The comments came as German Chancellor Olaf Scholz and Spanish Prime Minister Pedro Sanchez met in Berlin to call for a new pipeline across the Pyrenees.
Such a measure could open new energy sources to Central and Northern Europe, but Paris has so far been cautious about it.
What are different governments saying?
Le Maire signaled that France was open to looking at the project, but that it needs more details.
"Spain and Germany are two close partners of France; if they make a proposal, we will examine it," Le Maire said in Paris.
France said earlier this month that new floating Liquified Natural Gas (LNG) terminals in northern and eastern Europe, especially Germany, would be a quicker and cheaper option than a new pipeline.
Scholz said in Berlin that the "current crisis" had made clear the importance of European cooperation on energy.
Sanchez told a joint news conference that Spain and Portugal — which could also be connected via the grid — were "ready to do everything possible to help the countries that currently suffer the most from dependence on Russian gas and [Russian President Vladimir] Putin's energy blackmail."
Madrid has long been pushing to revive the pipeline project.

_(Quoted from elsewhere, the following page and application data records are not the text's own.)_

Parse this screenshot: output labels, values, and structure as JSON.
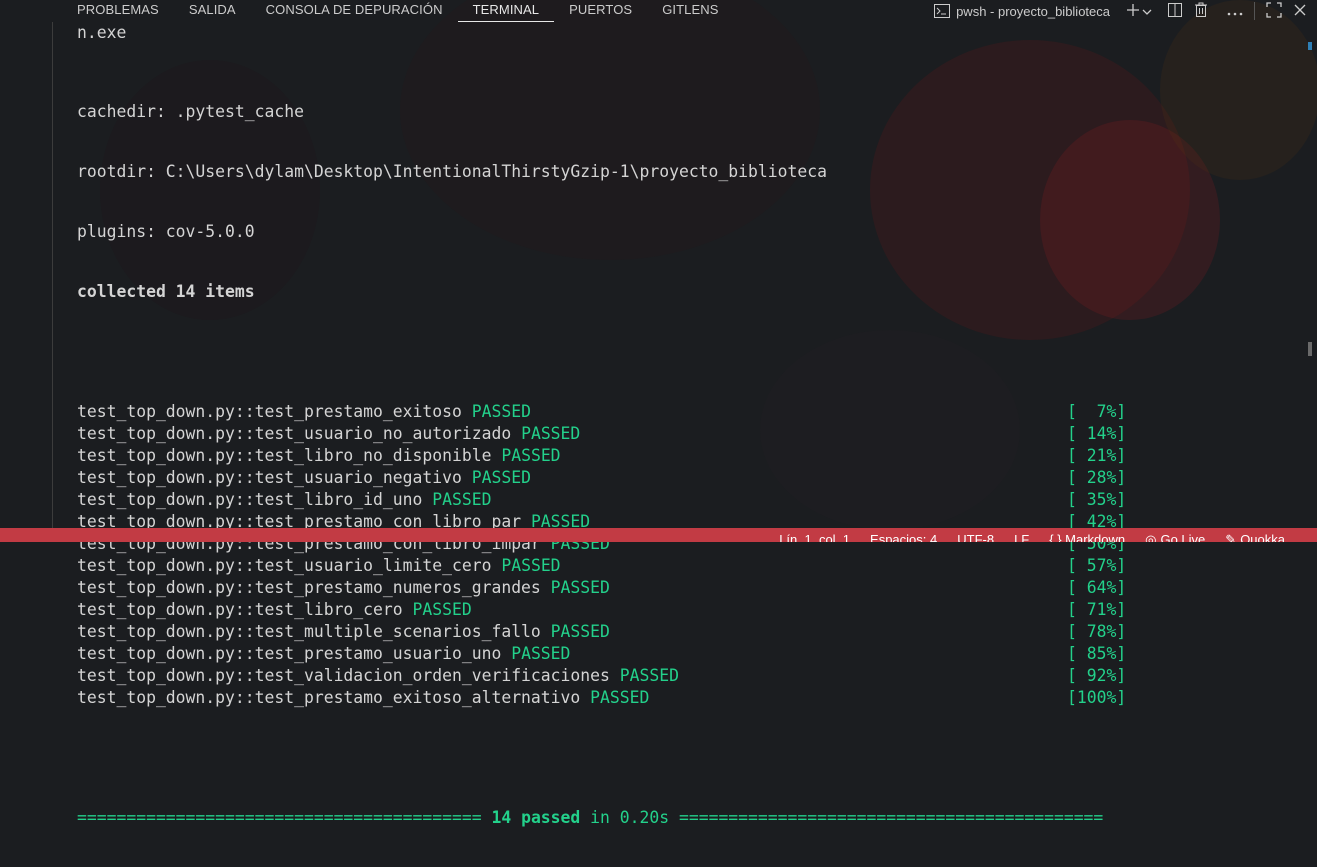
{
  "panel": {
    "tabs": [
      {
        "label": "PROBLEMAS"
      },
      {
        "label": "SALIDA"
      },
      {
        "label": "CONSOLA DE DEPURACIÓN"
      },
      {
        "label": "TERMINAL",
        "active": true
      },
      {
        "label": "PUERTOS"
      },
      {
        "label": "GITLENS"
      }
    ],
    "terminal_name": "pwsh - proyecto_biblioteca",
    "icons": [
      "terminal-icon",
      "plus-icon",
      "chevron-down-icon",
      "split-icon",
      "trash-icon",
      "more-icon",
      "maximize-icon",
      "close-icon"
    ]
  },
  "terminal": {
    "header_lines": [
      "n.exe",
      "cachedir: .pytest_cache",
      "rootdir: C:\\Users\\dylam\\Desktop\\IntentionalThirstyGzip-1\\proyecto_biblioteca",
      "plugins: cov-5.0.0"
    ],
    "collected": "collected 14 items",
    "tests": [
      {
        "name": "test_top_down.py::test_prestamo_exitoso",
        "status": "PASSED",
        "pct": "[  7%]"
      },
      {
        "name": "test_top_down.py::test_usuario_no_autorizado",
        "status": "PASSED",
        "pct": "[ 14%]"
      },
      {
        "name": "test_top_down.py::test_libro_no_disponible",
        "status": "PASSED",
        "pct": "[ 21%]"
      },
      {
        "name": "test_top_down.py::test_usuario_negativo",
        "status": "PASSED",
        "pct": "[ 28%]"
      },
      {
        "name": "test_top_down.py::test_libro_id_uno",
        "status": "PASSED",
        "pct": "[ 35%]"
      },
      {
        "name": "test_top_down.py::test_prestamo_con_libro_par",
        "status": "PASSED",
        "pct": "[ 42%]"
      },
      {
        "name": "test_top_down.py::test_prestamo_con_libro_impar",
        "status": "PASSED",
        "pct": "[ 50%]"
      },
      {
        "name": "test_top_down.py::test_usuario_limite_cero",
        "status": "PASSED",
        "pct": "[ 57%]"
      },
      {
        "name": "test_top_down.py::test_prestamo_numeros_grandes",
        "status": "PASSED",
        "pct": "[ 64%]"
      },
      {
        "name": "test_top_down.py::test_libro_cero",
        "status": "PASSED",
        "pct": "[ 71%]"
      },
      {
        "name": "test_top_down.py::test_multiple_scenarios_fallo",
        "status": "PASSED",
        "pct": "[ 78%]"
      },
      {
        "name": "test_top_down.py::test_prestamo_usuario_uno",
        "status": "PASSED",
        "pct": "[ 85%]"
      },
      {
        "name": "test_top_down.py::test_validacion_orden_verificaciones",
        "status": "PASSED",
        "pct": "[ 92%]"
      },
      {
        "name": "test_top_down.py::test_prestamo_exitoso_alternativo",
        "status": "PASSED",
        "pct": "[100%]"
      }
    ],
    "summary_left": "========================================= ",
    "summary_mid": "14 passed",
    "summary_time": " in 0.20s ",
    "summary_right": "==========================================="
  },
  "statusbar": {
    "items": [
      "Lín. 1, col. 1",
      "Espacios: 4",
      "UTF-8",
      "LF",
      "{ } Markdown",
      "Go Live",
      "Quokka"
    ]
  },
  "colors": {
    "pass": "#23d18b",
    "statusbar": "#c23b44",
    "background": "#1b1d20"
  }
}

However, Spain has also said repeatedly that the project is of European importance and that it should be funded by Brussels.
In recent weeks, Spain and Germany's stance has become a lot closer, with Scholz saying a pipeline running through Portugal, Spain, and France to Central Europe was "conspicuously absent."

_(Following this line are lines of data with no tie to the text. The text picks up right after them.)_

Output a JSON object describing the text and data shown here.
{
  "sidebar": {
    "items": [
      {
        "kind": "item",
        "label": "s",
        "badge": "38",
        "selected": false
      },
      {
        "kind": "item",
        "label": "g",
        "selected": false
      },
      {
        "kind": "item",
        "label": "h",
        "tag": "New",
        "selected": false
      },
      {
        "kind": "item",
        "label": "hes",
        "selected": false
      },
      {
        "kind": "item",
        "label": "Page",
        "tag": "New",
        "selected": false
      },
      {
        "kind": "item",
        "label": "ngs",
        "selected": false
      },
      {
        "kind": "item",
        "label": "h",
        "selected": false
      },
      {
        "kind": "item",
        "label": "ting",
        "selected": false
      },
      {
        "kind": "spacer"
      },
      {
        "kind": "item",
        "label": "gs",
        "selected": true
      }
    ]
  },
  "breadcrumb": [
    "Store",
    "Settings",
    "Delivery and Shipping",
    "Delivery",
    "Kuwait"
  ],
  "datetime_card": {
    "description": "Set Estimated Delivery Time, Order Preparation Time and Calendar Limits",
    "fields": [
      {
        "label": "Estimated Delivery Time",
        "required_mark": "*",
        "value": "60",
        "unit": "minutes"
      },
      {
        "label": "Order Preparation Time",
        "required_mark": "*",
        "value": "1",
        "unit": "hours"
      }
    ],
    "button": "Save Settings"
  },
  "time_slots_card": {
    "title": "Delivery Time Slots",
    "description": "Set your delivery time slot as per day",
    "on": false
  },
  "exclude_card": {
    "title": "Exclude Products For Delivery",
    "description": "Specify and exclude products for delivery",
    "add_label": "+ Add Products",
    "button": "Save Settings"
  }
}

What are the arguments for and against?
Russia has, in the past, supplied about 40% of Europe's natural gas, mostly by pipeline. However, since Moscow invaded Ukraine, it has slashed flows to Germany, and completely cut supply to several European countries such as Bulgaria, Denmark, Finland, the Netherlands, and Poland.
Both Spain and Portugal have a large capacity to import gas through a total of seven LNG terminals, and via two pipelines to gas supplier Algeria.
A link to France could make those energy sources available to Germany and other countries in Central Europe.
The Midcat pipeline could serve that purpose. It already runs part of the way from Barcelona to a connecting point with the French gas grid in southern France.
However, the project was shut down in 2019, having been deemed unprofitable by French regulators.
At present, only two smaller gas pipelines run from Spain into France, but they both have limited capacity.
However, France — which relies heavily on nuclear power for its electricity generation — has been wary of reviving the project. It says the link would also take too long to complete to respond to the current crisis.
Spanish Energy and Environment Minister Teresa Ribera on Monday chided France for its apparent reluctance to back the project.
"It's not a bilateral issue between Spain and France," said Ribera in an interview published in Spanish daily El Mundo. "It's about the European project. I wonder where is France's European ideal."
rc/nm (AFP, AP, dpa, Reuters)